(Data about app and page elements)
◆ ◆ ◆

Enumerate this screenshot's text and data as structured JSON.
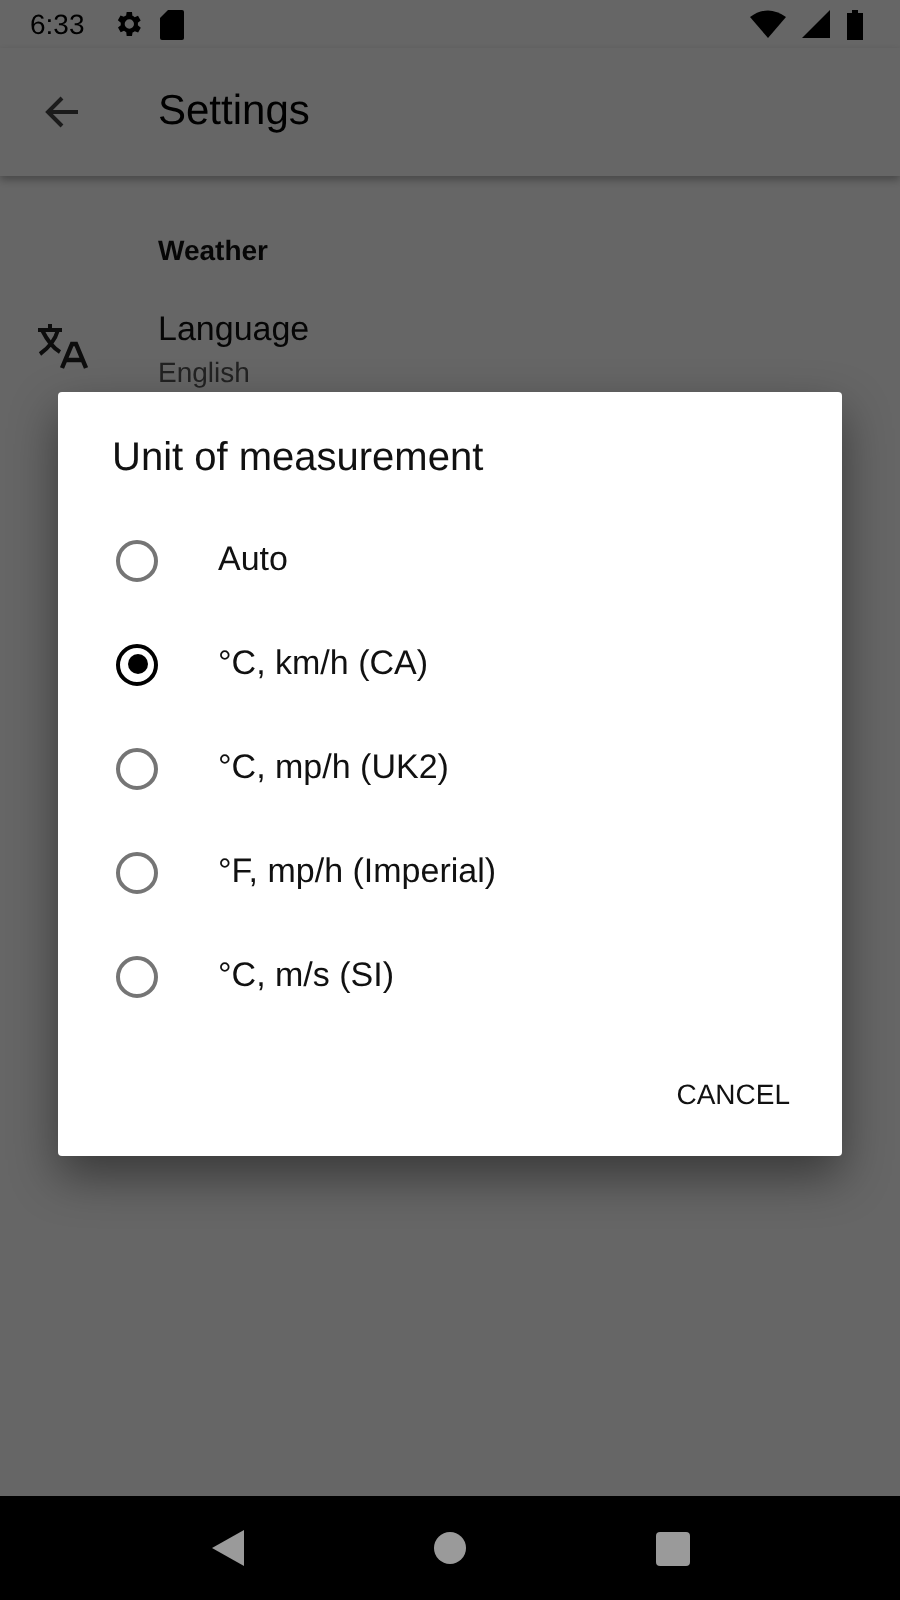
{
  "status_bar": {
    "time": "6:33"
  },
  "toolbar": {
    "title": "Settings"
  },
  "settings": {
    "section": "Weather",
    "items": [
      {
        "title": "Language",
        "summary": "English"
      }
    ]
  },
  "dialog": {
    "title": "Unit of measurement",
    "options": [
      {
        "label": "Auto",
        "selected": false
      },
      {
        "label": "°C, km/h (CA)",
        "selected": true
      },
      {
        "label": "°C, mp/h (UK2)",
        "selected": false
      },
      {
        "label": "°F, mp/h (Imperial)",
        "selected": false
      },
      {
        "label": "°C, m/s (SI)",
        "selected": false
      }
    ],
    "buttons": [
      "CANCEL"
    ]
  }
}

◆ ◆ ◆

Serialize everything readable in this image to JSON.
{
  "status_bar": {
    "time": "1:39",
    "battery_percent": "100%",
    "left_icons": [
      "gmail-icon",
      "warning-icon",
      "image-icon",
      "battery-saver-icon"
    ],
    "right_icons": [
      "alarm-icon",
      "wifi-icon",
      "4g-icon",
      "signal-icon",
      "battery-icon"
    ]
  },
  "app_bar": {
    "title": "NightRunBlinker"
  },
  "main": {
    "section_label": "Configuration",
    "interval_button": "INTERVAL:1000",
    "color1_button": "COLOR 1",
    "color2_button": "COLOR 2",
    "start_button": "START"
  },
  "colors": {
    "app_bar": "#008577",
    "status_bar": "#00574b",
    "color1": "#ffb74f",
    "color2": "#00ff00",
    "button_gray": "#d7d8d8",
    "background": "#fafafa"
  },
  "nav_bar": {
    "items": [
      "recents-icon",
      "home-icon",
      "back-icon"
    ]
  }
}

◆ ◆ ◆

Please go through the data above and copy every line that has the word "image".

* OUTPUT OF THE EXERCISE
Serialize everything readable in this image to JSON.
      "image-icon",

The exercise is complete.